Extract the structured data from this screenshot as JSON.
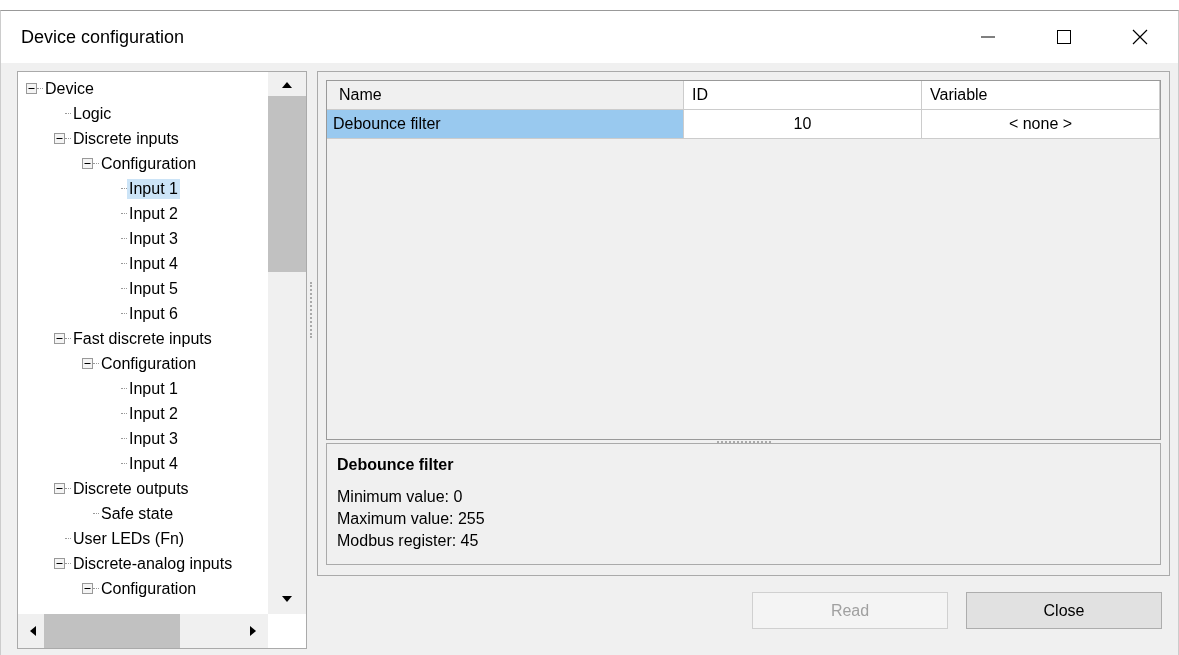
{
  "window": {
    "title": "Device configuration"
  },
  "tree": [
    {
      "label": "Device",
      "expanded": true,
      "selected": false,
      "children": [
        {
          "label": "Logic",
          "selected": false
        },
        {
          "label": "Discrete inputs",
          "expanded": true,
          "selected": false,
          "children": [
            {
              "label": "Configuration",
              "expanded": true,
              "selected": false,
              "children": [
                {
                  "label": "Input 1",
                  "selected": true
                },
                {
                  "label": "Input 2",
                  "selected": false
                },
                {
                  "label": "Input 3",
                  "selected": false
                },
                {
                  "label": "Input 4",
                  "selected": false
                },
                {
                  "label": "Input 5",
                  "selected": false
                },
                {
                  "label": "Input 6",
                  "selected": false
                }
              ]
            }
          ]
        },
        {
          "label": "Fast discrete inputs",
          "expanded": true,
          "selected": false,
          "children": [
            {
              "label": "Configuration",
              "expanded": true,
              "selected": false,
              "children": [
                {
                  "label": "Input 1",
                  "selected": false
                },
                {
                  "label": "Input 2",
                  "selected": false
                },
                {
                  "label": "Input 3",
                  "selected": false
                },
                {
                  "label": "Input 4",
                  "selected": false
                }
              ]
            }
          ]
        },
        {
          "label": "Discrete outputs",
          "expanded": true,
          "selected": false,
          "children": [
            {
              "label": "Safe state",
              "selected": false
            }
          ]
        },
        {
          "label": "User LEDs (Fn)",
          "selected": false
        },
        {
          "label": "Discrete-analog inputs",
          "expanded": true,
          "selected": false,
          "children": [
            {
              "label": "Configuration",
              "expanded": true,
              "selected": false
            }
          ]
        }
      ]
    }
  ],
  "table": {
    "columns": [
      "Name",
      "ID",
      "Variable"
    ],
    "rows": [
      {
        "cells": [
          "Debounce filter",
          "10",
          "< none >"
        ],
        "selected": true
      }
    ]
  },
  "details": {
    "title": "Debounce filter",
    "lines": [
      "Minimum value: 0",
      "Maximum value: 255",
      "Modbus register: 45"
    ]
  },
  "buttons": [
    {
      "label": "Read",
      "disabled": true
    },
    {
      "label": "Close",
      "disabled": false
    }
  ]
}
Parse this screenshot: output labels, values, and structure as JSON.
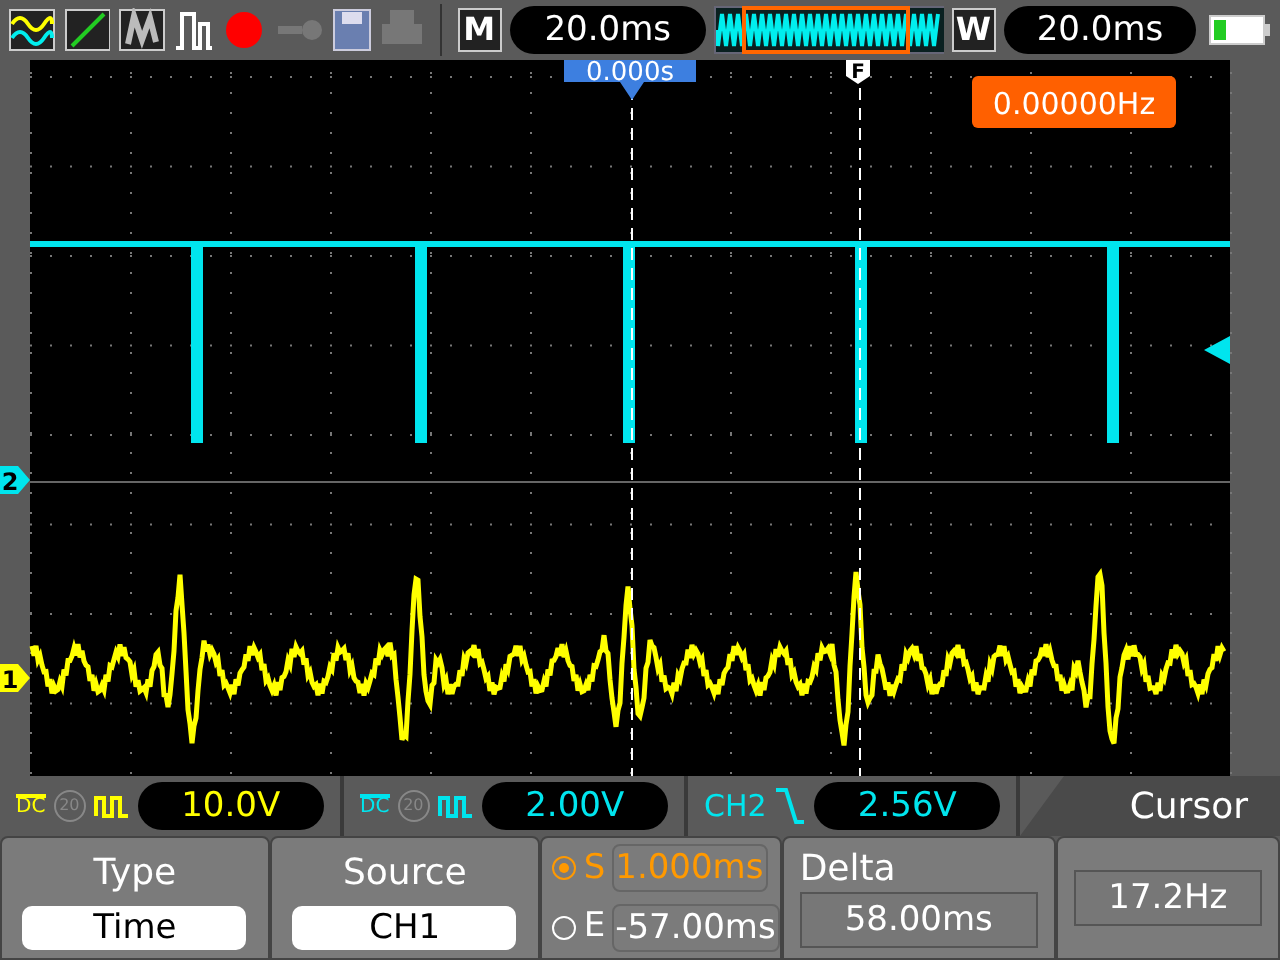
{
  "toolbar": {
    "main_label": "M",
    "timebase": "20.0ms",
    "window_label": "W",
    "window_timebase": "20.0ms",
    "recording": true
  },
  "screen": {
    "trigger_position": "0.000s",
    "trigger_marker": "F",
    "frequency": "0.00000Hz",
    "channel_markers": [
      {
        "label": "2",
        "color": "#00e5ee"
      },
      {
        "label": "1",
        "color": "#ffff00"
      }
    ]
  },
  "channel_bar": [
    {
      "kind": "channel",
      "coupling": "DC",
      "bw_limit": "20",
      "scale": "10.0V",
      "color": "#ffff00"
    },
    {
      "kind": "channel",
      "coupling": "DC",
      "bw_limit": "20",
      "scale": "2.00V",
      "color": "#00e5ee"
    },
    {
      "kind": "trigger",
      "source": "CH2",
      "level": "2.56V",
      "color": "#00e5ee"
    }
  ],
  "menu_title": "Cursor",
  "menu": [
    {
      "kind": "option",
      "label": "Type",
      "value": "Time"
    },
    {
      "kind": "option",
      "label": "Source",
      "value": "CH1"
    },
    {
      "kind": "cursors",
      "items": [
        {
          "label": "S",
          "value": "1.000ms",
          "selected": true
        },
        {
          "label": "E",
          "value": "-57.00ms",
          "selected": false
        }
      ]
    },
    {
      "kind": "readout",
      "label": "Delta",
      "value": "58.00ms"
    },
    {
      "kind": "readout",
      "value": "17.2Hz"
    }
  ]
}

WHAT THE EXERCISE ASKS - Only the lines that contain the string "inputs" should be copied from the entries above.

REPLY -
          "label": "Discrete inputs",
          "label": "Fast discrete inputs",
          "label": "Discrete-analog inputs",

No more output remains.